    Dude...Stateless session beans do not *remember* previous session data. Hope you got the joke atleast now.
  15. I don't[ Go to top ]

    I mean "Do you remember me or are you stateless?"! WTF!?!?!
    Dude...Stateless session beans do not *remember* previous session data. Hope you got the joke atleast now.
    Yes, believe it or not, I got the "Joke". It just wasnt funny at all.

    I appreciate humo(u)r is subjective but this just struck me as the kind of Joke a 5 year-old makes up, where the punch is so obvious and far removed from reality that its not longer 'clever'. I tend to find that as I get older I prefer my humour to be a little more subtle and sophisticated than this.

    The "You are persistent" just about works as this is a phrase in the common parlance.

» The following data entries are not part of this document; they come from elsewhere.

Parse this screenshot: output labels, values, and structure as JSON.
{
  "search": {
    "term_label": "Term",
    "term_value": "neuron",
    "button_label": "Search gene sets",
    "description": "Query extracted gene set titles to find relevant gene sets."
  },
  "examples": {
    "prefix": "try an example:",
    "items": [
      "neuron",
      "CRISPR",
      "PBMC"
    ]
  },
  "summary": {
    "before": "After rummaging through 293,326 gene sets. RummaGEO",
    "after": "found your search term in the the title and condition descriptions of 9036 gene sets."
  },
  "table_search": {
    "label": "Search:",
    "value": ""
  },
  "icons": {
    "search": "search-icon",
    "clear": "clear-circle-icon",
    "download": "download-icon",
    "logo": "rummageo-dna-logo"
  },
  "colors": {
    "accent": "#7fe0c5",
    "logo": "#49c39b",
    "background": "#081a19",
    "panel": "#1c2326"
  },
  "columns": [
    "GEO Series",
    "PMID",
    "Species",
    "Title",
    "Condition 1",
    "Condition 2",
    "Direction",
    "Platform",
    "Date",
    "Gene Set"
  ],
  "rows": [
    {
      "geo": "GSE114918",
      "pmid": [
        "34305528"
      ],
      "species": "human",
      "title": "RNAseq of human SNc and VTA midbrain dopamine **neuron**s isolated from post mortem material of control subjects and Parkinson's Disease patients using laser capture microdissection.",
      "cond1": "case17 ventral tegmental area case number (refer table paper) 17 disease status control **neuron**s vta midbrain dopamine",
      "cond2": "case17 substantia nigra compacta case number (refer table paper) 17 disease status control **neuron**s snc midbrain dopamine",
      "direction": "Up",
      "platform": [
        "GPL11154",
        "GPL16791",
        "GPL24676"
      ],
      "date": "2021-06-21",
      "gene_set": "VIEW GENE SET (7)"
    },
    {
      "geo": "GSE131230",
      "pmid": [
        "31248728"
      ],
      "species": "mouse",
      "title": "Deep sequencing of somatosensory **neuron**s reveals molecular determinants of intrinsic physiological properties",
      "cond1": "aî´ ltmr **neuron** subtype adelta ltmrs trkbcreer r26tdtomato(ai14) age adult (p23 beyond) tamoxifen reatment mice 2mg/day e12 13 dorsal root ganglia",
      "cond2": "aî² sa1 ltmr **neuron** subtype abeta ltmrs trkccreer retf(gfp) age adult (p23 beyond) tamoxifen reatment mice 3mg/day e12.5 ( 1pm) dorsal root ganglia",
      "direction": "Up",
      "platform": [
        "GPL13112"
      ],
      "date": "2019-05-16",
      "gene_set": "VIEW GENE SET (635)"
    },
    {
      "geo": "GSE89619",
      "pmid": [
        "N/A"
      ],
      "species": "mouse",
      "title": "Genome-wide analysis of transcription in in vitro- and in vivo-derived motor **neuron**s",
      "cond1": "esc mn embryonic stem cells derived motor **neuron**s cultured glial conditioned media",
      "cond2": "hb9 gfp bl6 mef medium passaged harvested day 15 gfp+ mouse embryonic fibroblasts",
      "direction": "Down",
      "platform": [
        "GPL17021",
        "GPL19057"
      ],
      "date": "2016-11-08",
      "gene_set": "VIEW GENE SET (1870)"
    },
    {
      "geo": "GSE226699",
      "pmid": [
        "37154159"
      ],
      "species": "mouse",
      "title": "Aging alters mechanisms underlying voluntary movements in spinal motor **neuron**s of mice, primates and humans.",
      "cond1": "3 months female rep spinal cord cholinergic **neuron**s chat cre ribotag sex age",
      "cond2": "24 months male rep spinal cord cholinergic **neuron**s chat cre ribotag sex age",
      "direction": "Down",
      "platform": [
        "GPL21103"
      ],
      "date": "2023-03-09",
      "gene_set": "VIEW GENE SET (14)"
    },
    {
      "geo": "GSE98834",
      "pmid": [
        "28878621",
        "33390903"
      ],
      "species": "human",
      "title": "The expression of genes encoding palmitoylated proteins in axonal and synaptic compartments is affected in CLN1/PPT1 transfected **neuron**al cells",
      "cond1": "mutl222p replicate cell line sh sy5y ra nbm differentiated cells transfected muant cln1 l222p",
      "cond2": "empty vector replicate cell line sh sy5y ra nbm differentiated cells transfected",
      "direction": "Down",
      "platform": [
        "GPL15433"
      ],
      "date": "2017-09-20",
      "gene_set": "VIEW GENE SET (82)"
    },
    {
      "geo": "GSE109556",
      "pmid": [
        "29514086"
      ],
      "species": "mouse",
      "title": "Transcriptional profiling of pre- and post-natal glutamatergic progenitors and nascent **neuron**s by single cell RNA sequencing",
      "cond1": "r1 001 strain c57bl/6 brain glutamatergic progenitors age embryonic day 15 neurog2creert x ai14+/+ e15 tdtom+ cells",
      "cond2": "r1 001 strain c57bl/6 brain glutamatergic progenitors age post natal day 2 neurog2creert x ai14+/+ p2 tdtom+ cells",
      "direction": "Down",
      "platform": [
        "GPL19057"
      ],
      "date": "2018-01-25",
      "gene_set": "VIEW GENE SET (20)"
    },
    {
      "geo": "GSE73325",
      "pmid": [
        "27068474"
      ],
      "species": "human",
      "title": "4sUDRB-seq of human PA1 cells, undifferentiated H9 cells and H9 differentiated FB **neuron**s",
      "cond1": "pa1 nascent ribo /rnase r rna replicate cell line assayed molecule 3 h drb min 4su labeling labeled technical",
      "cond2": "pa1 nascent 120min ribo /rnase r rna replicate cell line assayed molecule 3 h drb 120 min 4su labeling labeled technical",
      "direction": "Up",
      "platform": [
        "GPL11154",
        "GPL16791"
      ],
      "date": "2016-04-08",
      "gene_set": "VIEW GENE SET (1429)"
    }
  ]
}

However, rarely does someone comment on whether I am stateless or not, so its more of a 'single entendre'.

    Still... if it was amusing for you, then great, but personally I just found it embarassing.
  16. I don't[ Go to top ]

    Don't know about everyone else, but as I read this I heard the voice of Thurston Howell III reading it. :)
  17. W.T.F.[ Go to top ]

    Hey, he got it okay, it's just that it's not funny.

    Can someone please put an end to this column?
  18. Shouldn't that be "Hey baby, do _you_ fancy being my facade layer?"

    Next time I demand to see a message-driven bean.
  19. Yeah!
    Quite funny.

    Shouldn't EJB3.0 drop/depricate entity beans and replace
    persistence with JDO2?
    It could be better, I think for the whole Java community.
    And finally unify specs that on collision course
  20. Where's my royalties...?

    http://theserverside.com/news/thread.tss?thread_id=10955#36779

    ;)

    /Par
  21. Antipattern[ Go to top ]

    Can we see when they get tightly coupled?
  22. Where's my royalties...? http://theserverside.com/news/thread.tss?thread_id=10955#36779;)/Par
    You'll just have to wave this in Floyd's face :-)
  23. C++, VB.NET, C#.Net[ Go to top ]

    Generics were good for C++, so they must be good for Java, right? Wrong! C++ does not have any run time type checking, so casting is essential, whereas Java does.

    In the evil world of .Net, this is a good reason to use VB syntax rather than C# syntax -- the former allows sensible implicit casting, whereas the latter is Java. (VB.Net also allows keyword optional argumets, long overdue from Java. (Implemented properly to allow the default values to change.))
  24. in the end i see the spring mascot winning the day, having just offered to give the session bean a 'hot dependency injection'.

    b